Between 1844 and 1887, Indianola grew to become a cosmopolitan port city that was second only to Galveston. Indianola became a port for trade and was the eastern terminus of the Chihuahua Road that traveled overland from the mines of Chihuahua city in Mexico. The mines of Mexico were primarily silver, but also included copper, zinc and lead. Other trails, such as the Santa Fe Trail, were long and difficult routes. The Chihuahua Road became popular as a more direct route, traveling from Indianola-Matagorda Bay, through San Antonio, along the Balcones Fault to the Rio Grande through Alpine and Marfa and then turned south to Mexico and up the Conchos River to Chihuahua city. The Chihuahua Road's several parts were known as the Indianola Road or Goliad Cart Road, the Old Spanish Trail and the Government or Military Road, and, in Mexico, El Camino del Rio Conchos.
By the 1850s, hundreds of wagons and Mexican carretas were outfitted in Indianola for the long and difficult journey across a wide variety of terrain. From 1844 to 1886, scores of towns in West Texas along the Chihuahua Trail were established as a result of trade between Indianola and Chihuahua, Mexico. The Chihuahua Road continued until 1877 when a hurricane destroyed Indianola and railroads replaced trails. Surveys have uncovered evidence of the trail and
land surveyor reports from this period have helped locate the exact route.
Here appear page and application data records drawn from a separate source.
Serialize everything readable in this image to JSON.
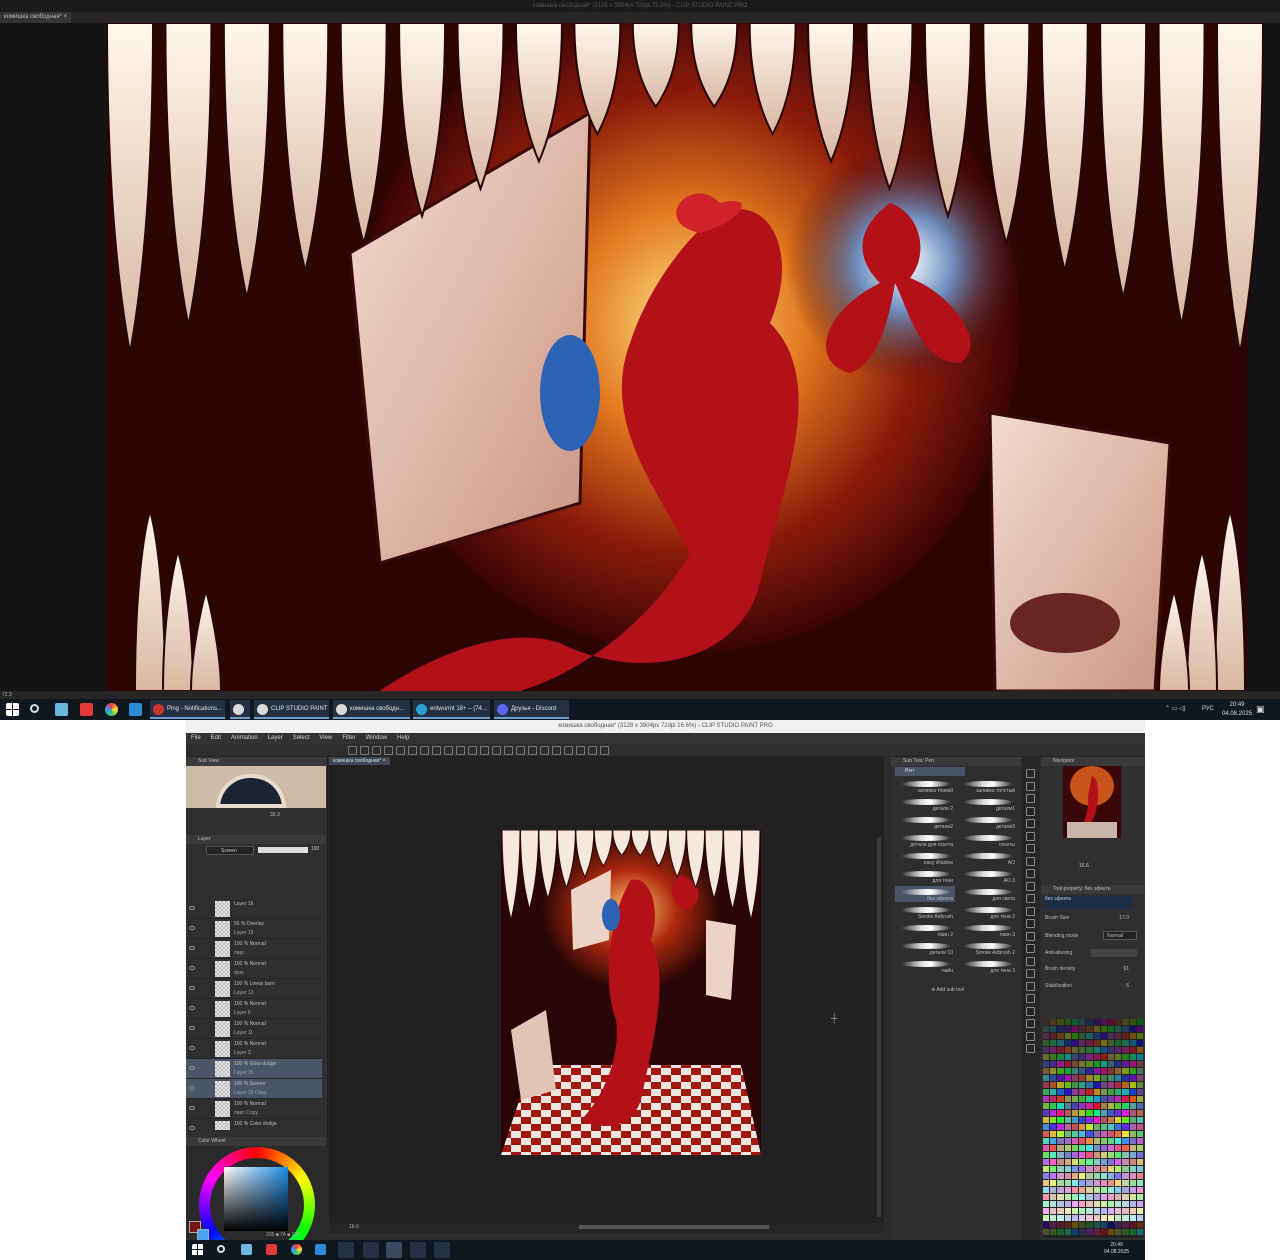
{
  "top": {
    "title": "комишка свободная* (3128 x 3904px 72dpi 72.8%)  - CLIP STUDIO PAINT PRO",
    "doc_tab": "комишка свободная*",
    "zoom": "72.9",
    "taskbar": {
      "apps": [
        {
          "label": "Ping - Notifications...",
          "color": "#c8372d"
        },
        {
          "label": "",
          "color": "#d9d9d9"
        },
        {
          "label": "CLIP STUDIO PAINT",
          "color": "#d9d9d9"
        },
        {
          "label": "комишка свободн...",
          "color": "#d9d9d9"
        },
        {
          "label": "entwurmt 18+ – (74...",
          "color": "#2aa0d8"
        },
        {
          "label": "Друзья - Discord",
          "color": "#5865f2"
        }
      ],
      "lang": "РУС",
      "time": "20:49",
      "date": "04.08.2025"
    }
  },
  "csp": {
    "title": "комишка свободная* (3128 x 3904px 72dpi 16.6%)  - CLIP STUDIO PAINT PRO",
    "menu": [
      "File",
      "Edit",
      "Animation",
      "Layer",
      "Select",
      "View",
      "Filter",
      "Window",
      "Help"
    ],
    "doc_tab": "комишка свободная*",
    "subview_label": "Sub View",
    "subview_zoom": "30.3",
    "layer_panel": "Layer",
    "blend": "Screen",
    "opacity": "100",
    "layers": [
      {
        "line1": "Layer 16",
        "line2": "",
        "sel": false
      },
      {
        "line1": "56 % Overlay",
        "line2": "Layer 19",
        "sel": false
      },
      {
        "line1": "100 % Normal",
        "line2": "перс",
        "sel": false
      },
      {
        "line1": "100 % Normal",
        "line2": "фон",
        "sel": false
      },
      {
        "line1": "100 % Linear burn",
        "line2": "Layer 12",
        "sel": false
      },
      {
        "line1": "100 % Normal",
        "line2": "Layer 5",
        "sel": false
      },
      {
        "line1": "100 % Normal",
        "line2": "Layer 11",
        "sel": false
      },
      {
        "line1": "100 % Normal",
        "line2": "Layer 3",
        "sel": false
      },
      {
        "line1": "100 % Glow dodge",
        "line2": "Layer 15",
        "sel": true
      },
      {
        "line1": "100 % Screen",
        "line2": "Layer 15 Copy",
        "sel": true
      },
      {
        "line1": "100 % Normal",
        "line2": "перс Copy",
        "sel": false
      },
      {
        "line1": "100 % Color dodge",
        "line2": "",
        "sel": false
      }
    ],
    "color_wheel": "Color Wheel",
    "color_status": "205 ■ 74 ■ 100",
    "canvas_zoom": "16.6",
    "subtool_panel": "Sub Tool: Pen",
    "subtool_group": "Pen",
    "brushes": [
      "заливка тонкий",
      "заливка толстый",
      "детали 2",
      "детали1",
      "детали2",
      "детали3",
      "детали для оскета",
      "оскеты",
      "easy shadow",
      "AO",
      "для тени",
      "AO 3",
      "без эфекта",
      "для света",
      "Smoke Airbrush",
      "для тени 2",
      "лаин 2",
      "лаин 3",
      "детали 10",
      "Smoke Airbrush 2",
      "лайн",
      "для тени 3"
    ],
    "add_subtool": "Add sub tool",
    "navigator": "Navigator",
    "nav_zoom": "16.6",
    "tool_property": "Tool property: без эфекта",
    "tool_property_brush": "без эфекта",
    "brush_size_label": "Brush Size",
    "brush_size": "17.0",
    "blending_label": "Blending mode",
    "blending_value": "Normal",
    "antialias_label": "Anti-aliasing",
    "density_label": "Brush density",
    "density_value": "61",
    "stabilization_label": "Stabilization",
    "stabilization_value": "6",
    "time": "20:49",
    "date": "04.08.2025"
  }
}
For more than thirty years, the Chihuahua Trail played a dominant role in moving items of commerce, travelers and military supplies and personnel through this part of North America.